Thai hospitals deploy 'ninja robots' to aid virus battle

The hospitals are deploying "ninja robots" to measure fevers and protect the health of overburdened medical workers on the frontlines of the coronavirus outbreak.

Photo
The 'ninjas' have helped staff to reduce their risk of infection by allowing doctors and nurses to speak to patients over a video link.

First built to monitor recovering stroke patients, the machines have been quickly repurposed to help fight the disease, which has so far killed nearly 9,000 people around the world.

They have helped staff at four hospitals in and around Bangkok to reduce their risk of infection by allowing doctors and nurses to speak to patients over a video link. "They can stand outside the room and communicate with patients inside through the robot," said Viboon Sangveraphunsiri of Chulalongkorn University.

Later models will be designed to bring food and medicine to patients, and could also eventually be used to disinfect hospital wards, Viboon told AFP. His engineering team is racing to build more "ninjas"—known as such because of their matte black exterior—for another 10 hospitals around the country.

Thailand has more than 200 confirmed COVID-19 infections, including at least one death. More than 40 have recovered and been discharged from hospital. 

Authorities recently ordered the closure of bars, massage parlours and entertainment venues to help prevent new cases.
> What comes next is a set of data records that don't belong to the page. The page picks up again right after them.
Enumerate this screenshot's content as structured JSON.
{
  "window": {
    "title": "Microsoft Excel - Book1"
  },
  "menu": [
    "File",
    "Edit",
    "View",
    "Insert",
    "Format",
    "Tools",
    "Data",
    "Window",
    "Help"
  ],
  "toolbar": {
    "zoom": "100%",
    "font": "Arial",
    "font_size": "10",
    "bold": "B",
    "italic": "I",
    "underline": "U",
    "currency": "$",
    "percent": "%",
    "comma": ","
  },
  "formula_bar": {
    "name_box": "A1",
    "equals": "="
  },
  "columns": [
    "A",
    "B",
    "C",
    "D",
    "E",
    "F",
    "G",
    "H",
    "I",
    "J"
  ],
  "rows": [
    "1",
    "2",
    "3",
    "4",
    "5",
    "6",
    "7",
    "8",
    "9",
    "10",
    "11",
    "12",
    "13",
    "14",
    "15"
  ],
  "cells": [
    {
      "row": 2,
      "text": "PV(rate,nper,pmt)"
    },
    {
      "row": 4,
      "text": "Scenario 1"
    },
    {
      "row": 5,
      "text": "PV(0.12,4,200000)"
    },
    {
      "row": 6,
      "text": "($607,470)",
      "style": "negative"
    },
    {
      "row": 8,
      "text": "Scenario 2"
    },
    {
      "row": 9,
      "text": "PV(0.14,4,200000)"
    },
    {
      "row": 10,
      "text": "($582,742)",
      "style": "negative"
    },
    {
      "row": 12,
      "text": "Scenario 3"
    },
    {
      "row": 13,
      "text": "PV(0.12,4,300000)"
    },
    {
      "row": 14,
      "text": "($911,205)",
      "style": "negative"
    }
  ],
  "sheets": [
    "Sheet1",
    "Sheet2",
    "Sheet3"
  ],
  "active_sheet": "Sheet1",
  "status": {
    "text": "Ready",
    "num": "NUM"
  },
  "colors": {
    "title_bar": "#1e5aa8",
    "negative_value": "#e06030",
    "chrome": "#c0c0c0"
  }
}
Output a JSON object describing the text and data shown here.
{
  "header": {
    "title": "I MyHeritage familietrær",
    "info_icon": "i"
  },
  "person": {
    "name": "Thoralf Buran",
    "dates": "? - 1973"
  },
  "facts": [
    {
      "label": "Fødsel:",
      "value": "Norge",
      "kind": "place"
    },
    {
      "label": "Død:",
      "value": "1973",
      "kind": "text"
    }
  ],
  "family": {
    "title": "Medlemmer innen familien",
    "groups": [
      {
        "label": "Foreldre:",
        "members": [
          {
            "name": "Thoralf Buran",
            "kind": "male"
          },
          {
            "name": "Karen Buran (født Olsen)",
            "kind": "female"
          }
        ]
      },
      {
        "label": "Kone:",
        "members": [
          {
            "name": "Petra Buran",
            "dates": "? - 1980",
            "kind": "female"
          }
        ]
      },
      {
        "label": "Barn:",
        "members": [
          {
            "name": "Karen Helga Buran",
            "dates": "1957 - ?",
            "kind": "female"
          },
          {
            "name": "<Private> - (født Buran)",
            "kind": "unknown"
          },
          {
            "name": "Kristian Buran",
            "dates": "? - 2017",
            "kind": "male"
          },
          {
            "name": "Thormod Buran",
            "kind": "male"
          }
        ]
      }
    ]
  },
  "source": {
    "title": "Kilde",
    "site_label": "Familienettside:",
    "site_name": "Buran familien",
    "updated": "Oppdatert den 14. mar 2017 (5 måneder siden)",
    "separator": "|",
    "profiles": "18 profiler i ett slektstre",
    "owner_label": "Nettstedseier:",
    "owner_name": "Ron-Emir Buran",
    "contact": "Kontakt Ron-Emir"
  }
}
New rules also require visitors entering the country to produce a health certificate. Officials have so far stopped short of imposing the full lockdowns seen in other countries in a bid to contain damage to Thailand's crucial tourism sector.

But the government's reassurances that the pandemic is under control have not stopped bouts of panic buying in grocery stores. Doctors are also urging Thais to stay home to curb the spread of the virus.

Source: Pitcha Dangprasith and Lillian Suwanrumpha

20.03.2020

Read all latest stories

Related articles

Photo

News • Future lifesavers

Tiny robots are next step to precisely targeted drug delivery

A Stanford mechanical engineer creates multifunctional wireless robots to maximize health outcomes and minimize invasiveness of procedures.

Photo

News • Wearable

Robotic sleeve for lymphedema treatment

Microfluidic chip inflates and deflates balloons in a sleeve to promote fluid flow in the lymphatic system.

Photo

News • Cardiology research

Covid-19 vaccine technique could also save tissue after heart attack

A method for delivering genetic material to the body that has proven useful in Covid-19 vaccination is now being tested as a way to repair damaged heart muscle after a heart attack.

Related products

Beckman Coulter – SARS-CoV-2 Assays

Immunoassays

Beckman Coulter – SARS-CoV-2 Assays

Beckman Coulter Diagnostics
Lifotronic  SARS-CoV-2 Antibody Detection Kit

Immunoassays

Lifotronic SARS-CoV-2 Antibody Detection Kit

Lifotronic Technology Co., Ltd
Lifotronic – SARS-CoV-2 Antigen

Immunoassays

Lifotronic – SARS-CoV-2 Antigen

Lifotronic Technology Co., Ltd
Lifotronic – SARS-CoV-2 Nucleic Acid Detection Kit

Detection

Lifotronic – SARS-CoV-2 Nucleic Acid Detection Kit

Lifotronic Technology Co., Ltd
Subscribe to Newsletter